**WHAT IS NEEDED**
Leave out the images and output the records word for word.

········

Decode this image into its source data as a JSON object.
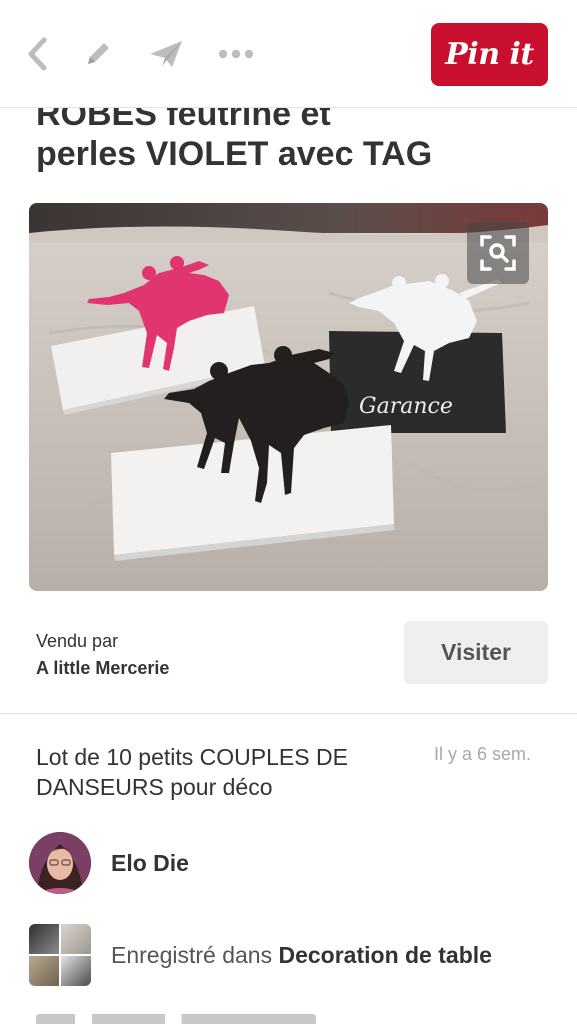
{
  "toolbar": {
    "pin_label": "Pin it",
    "colors": {
      "accent": "#c8102e",
      "icon": "#bdbdbd"
    }
  },
  "pin": {
    "title_line1": "ROBES feutrine et",
    "title_line2": "perles VIOLET avec TAG",
    "image_caption": "Garance",
    "seller_label": "Vendu par",
    "seller_name": "A little Mercerie",
    "visit_label": "Visiter",
    "description": "Lot de 10 petits COUPLES DE DANSEURS pour déco",
    "time_ago": "Il y a 6 sem.",
    "pinner_name": "Elo Die",
    "board_prefix": "Enregistré dans ",
    "board_name": "Decoration de table"
  }
}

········

**FINISHED TASK**
Decode this image into its source data as a JSON object.
{
  "toolbar": {
    "pin_label": "Pin it",
    "colors": {
      "accent": "#c8102e",
      "icon": "#bdbdbd"
    }
  },
  "pin": {
    "title_line1": "ROBES feutrine et",
    "title_line2": "perles VIOLET avec TAG",
    "image_caption": "Garance",
    "seller_label": "Vendu par",
    "seller_name": "A little Mercerie",
    "visit_label": "Visiter",
    "description": "Lot de 10 petits COUPLES DE DANSEURS pour déco",
    "time_ago": "Il y a 6 sem.",
    "pinner_name": "Elo Die",
    "board_prefix": "Enregistré dans ",
    "board_name": "Decoration de table"
  }
}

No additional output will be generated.